Commemorating the Kibble family


By Kayla Hawthorne - Special to the Sentinel



The Olive Twp. Bicentennial Marker was unveiled on Wednesday evening to commemorate the Kibble family. Pictured are (left to right) Bicentennial Ambassador Grant Adams, Kibble descendants Pat Smith-Drake and Diana McLevey, and Bicentennial Ambassadors Brielle Newland and Cooper Schagel.

The Olive Twp. Bicentennial Marker was unveiled on Wednesday evening to commemorate the Kibble family. Pictured are (left to right) Bicentennial Ambassador Grant Adams, Kibble descendants Pat Smith-Drake and Diana McLevey, and Bicentennial Ambassadors Brielle Newland and Cooper Schagel.


Kayla Hawthorne | Photo

REEDSVILLE — The seventh bicentennial marker was unveiled at the Olive Twp. Fire Station in Reedsville to commemorate the Kibble Family on Wednesday evening.

The marker honors Edna B. (Kibble) Stewart (1891-1968), her husband Alfred C. Stewart (1874-1927), and her brother Anderson B. Kibble (1896-1974) for their dedication to the community and local students.

Born to George and Ida Kibble, Edna, a nurse, and Anderson, an executive at Goodyear, were two of nine children. They cared for their Reedsville community in many ways.

“[Edna] had talked to her brother about forming a foundation to help people with college,” said Bicentennial Ambassador Grant Adams. “Her idea was that if you had an education, you could always support yourself and that education was a way up.”

When Anderson passed away in 1974, his will set up the Kibble Foundation. Today, the foundation is ran by the great-nieces and nephew of Anderson and Edna — Pat Smith-Drake, David Smith and Diana McLevey.

“[The Kibble Foundation] gives scholarships to students of Meigs, Eastern, and Southern, who attend Ohio University, The Ohio State University, University of Rio Grande, Marietta College, Hocking College, and Washington State Community College,” said Bicentennial Ambassador Brielle Newland. “They have awarded over two million dollars to Eastern High School, churches, fire departments, Meigs County college bound students and more.”

The bicentennial marker also commemorates Edna’s husband Alfred Stewart. Alfred, who never lived in Meigs County, was an inventor and had over 80 patents, including for the speedometer, carburetor, and super spark plug. Several of his projects were with automobiles and mechanics.

“He rode with Henry Ford through Yellowstone National Park in one of Ford’s first cars,” Adams said. “They were going at a very slow speed by today’s standards, but to them it felt like they were flying.”

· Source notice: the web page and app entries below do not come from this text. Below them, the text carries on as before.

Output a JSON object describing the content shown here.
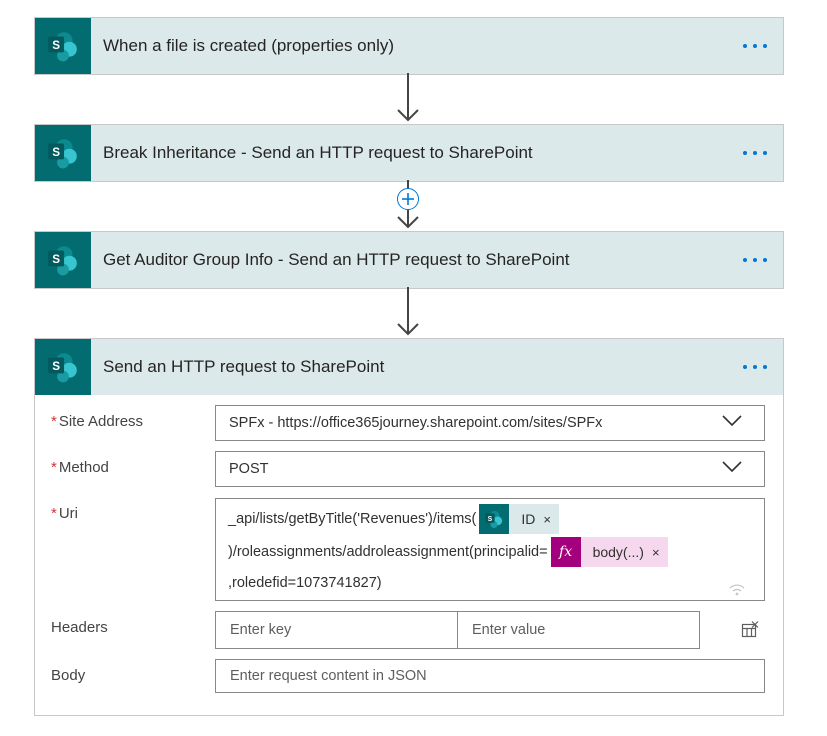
{
  "steps": [
    {
      "title": "When a file is created (properties only)"
    },
    {
      "title": "Break Inheritance - Send an HTTP request to SharePoint"
    },
    {
      "title": "Get Auditor Group Info - Send an HTTP request to SharePoint"
    },
    {
      "title": "Send an HTTP request to SharePoint"
    }
  ],
  "icons": {
    "connector": "sharepoint-icon",
    "more": "ellipsis-icon",
    "add": "plus-circle-icon",
    "arrow": "arrow-down-icon",
    "chevron": "chevron-down-icon",
    "expression": "fx-icon",
    "remove": "close-icon",
    "signal": "wireless-icon",
    "delete_row": "table-delete-icon"
  },
  "form": {
    "site_address": {
      "label": "Site Address",
      "value": "SPFx - https://office365journey.sharepoint.com/sites/SPFx"
    },
    "method": {
      "label": "Method",
      "value": "POST"
    },
    "uri": {
      "label": "Uri",
      "line1_text": "_api/lists/getByTitle('Revenues')/items(",
      "token1_label": "ID",
      "line2_text": ")/roleassignments/addroleassignment(principalid=",
      "token2_icon_label": "fx",
      "token2_label": "body(...)",
      "line3_text": ",roledefid=1073741827)",
      "remove_glyph": "×"
    },
    "headers": {
      "label": "Headers",
      "key_placeholder": "Enter key",
      "value_placeholder": "Enter value"
    },
    "body": {
      "label": "Body",
      "placeholder": "Enter request content in JSON"
    },
    "required_mark": "*"
  },
  "colors": {
    "header_bg": "#dce9ea",
    "sharepoint_teal": "#036c70",
    "accent_blue": "#0078d4",
    "required_red": "#d13438",
    "expression_purple": "#a4007e",
    "expression_token_bg": "#f5d7ee"
  }
}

Edna met Alfred when he visited his ill father and she was a nurse. After Alfred passed away in 1927, Edna moved back to Reedsville to care for her mother and their home.

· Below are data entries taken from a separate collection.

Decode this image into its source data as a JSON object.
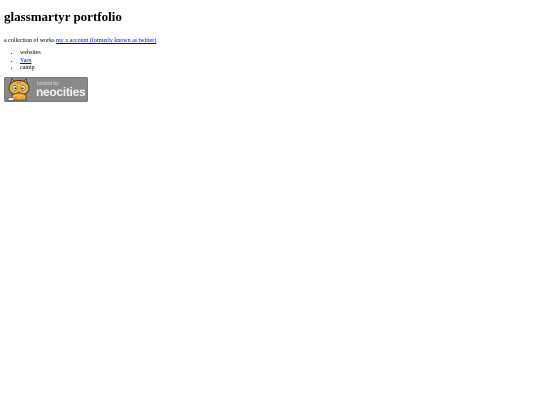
{
  "page": {
    "title": "glassmartyr portfolio",
    "tagline_prefix": "a collection of works",
    "tagline_link": "my x account (formerly known as twitter)"
  },
  "list": {
    "items": [
      {
        "label": "websites",
        "is_link": false
      },
      {
        "label": "Yarn",
        "is_link": true
      },
      {
        "label": "catnip",
        "is_link": false
      }
    ]
  },
  "badge": {
    "hosted_text": "hosted by",
    "brand_text": "neocities",
    "icon": "neocities-cat-icon"
  },
  "colors": {
    "link": "#0000ee",
    "badge_bg": "#8a8a8a",
    "cat_orange": "#f2b33d"
  }
}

“It is a great honor and I’m sure somewhere from above they’re smiling down,” said Pat Smith-Drake, a niece of Edna and Anderson Kibble.

“Meigs County appreciates the generosity and contribution of the Kibble family and we are obnoxiously proud that they are in our community,” Newland said.

The Olive Twp. Bicentennial Marker was unveiled on Wednesday evening to commemorate the Kibble family. Pictured are (left to right) Bicentennial Ambassador Grant Adams, Kibble descendants Pat Smith-Drake and Diana McLevey, and Bicentennial Ambassadors Brielle Newland and Cooper Schagel.
https://www.mydailysentinel.com/wp-content/uploads/sites/14/2019/07/web1_7.19-Bicentennial-1.jpgThe Olive Twp. Bicentennial Marker was unveiled on Wednesday evening to commemorate the Kibble family. Pictured are (left to right) Bicentennial Ambassador Grant Adams, Kibble descendants Pat Smith-Drake and Diana McLevey, and Bicentennial Ambassadors Brielle Newland and Cooper Schagel. Kayla Hawthorne | Photo

By Kayla Hawthorne

Special to the Sentinel

Kayla Hawthorne is a freelance writer for The Daily Sentinel.

Kayla Hawthorne is a freelance writer for The Daily Sentinel.